However, the Group of Eight argues “the hastily-complied legislation” “could severely limit Australian academics in their capacity to carry out essential and mandated activities or even provide expert advice in the public domain in response to legitimate public interest.”
The Go8 submission suggests that as now worded the bill could apply to; autonomous systems research being conducted by the University of Queensland and Boeing, Monash work with Janssen Biotech on rheumatoid arthritis and silicon solar cells being developed by ANU, UCal Berkeley and the Ecole Polytechnique Federale de Lausanne.
The Eight urges the committee to recommend a clause permitting “genuine academic activities,” “to ensure that the teaching, learning, research, collaboration, innovation, scholarship and social responsibility initiatives that underlie the effective operations of Australia’s democracy are not inadvertently harmed.”
IRU lobby ambivalent about Business Council Plan
In the absence of a government plan universities approve of, they are responding to the Business Council of Australia‘s tertiary education policy paper (CMM yesterday), lest it become the de facto alternative to Education Minister Birmingham’s intention of allocating student growth places on the basis of yet to set performance metrics.
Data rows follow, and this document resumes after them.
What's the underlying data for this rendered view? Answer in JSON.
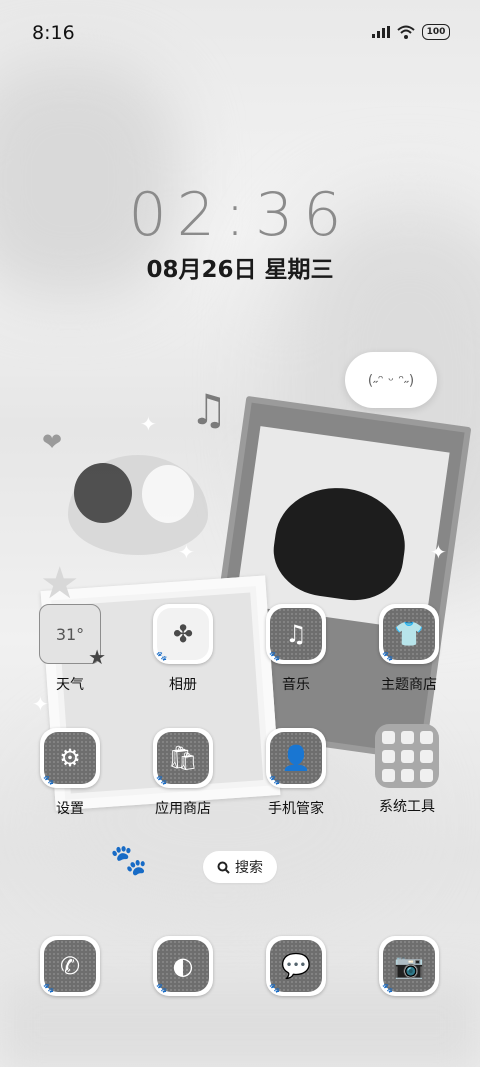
{
  "status_bar": {
    "time": "8:16",
    "battery": "100"
  },
  "lock_widget": {
    "clock": "02:36",
    "date": "08月26日 星期三"
  },
  "weather": {
    "temperature": "31°"
  },
  "apps": [
    {
      "label": "天气"
    },
    {
      "label": "相册"
    },
    {
      "label": "音乐"
    },
    {
      "label": "主题商店"
    },
    {
      "label": "设置"
    },
    {
      "label": "应用商店"
    },
    {
      "label": "手机管家"
    },
    {
      "label": "系统工具"
    }
  ],
  "search": {
    "label": "搜索"
  },
  "dock": [
    {
      "icon": "phone-icon"
    },
    {
      "icon": "browser-icon"
    },
    {
      "icon": "messages-icon"
    },
    {
      "icon": "camera-icon"
    }
  ],
  "decor": {
    "cloud_face": "(˶ᵔ ᵕ ᵔ˶)"
  }
}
The Innovative Research Universities Group, which released its response yesterday, likes the overall commitment to universal access to tertiary education but disputes much of the way the BCA wants to do it.
“Some elements suggest that an open market be the outcome, such as the unargued assumption that unfettered charges are the desirable outcome. Other elements postulate a high level of government intervention and standardisation, notably the concept of contracts and enforcement and that there is a standard normalised cost of efficient delivery that can be neatly divided into public and private benefit elements. From an open market perspective there is no natural cost or price; every course has a range of potential dollar points. There may be a minimum but even that assumes a way of delivery. Attempting to then define a ratio of public to private benefit would create a myriad further points and complications,” IRU argues.
And the Group suggests the Business Council does not quite get the breadth of what universities do.
“The paper ignores a significant part of university operations – research and innovation. While these can formally be considered distinct, the extensive overlap in personnel (the academic mind that researchers and teachers) and the facilities that support it in practice argue against any simplistic separation.”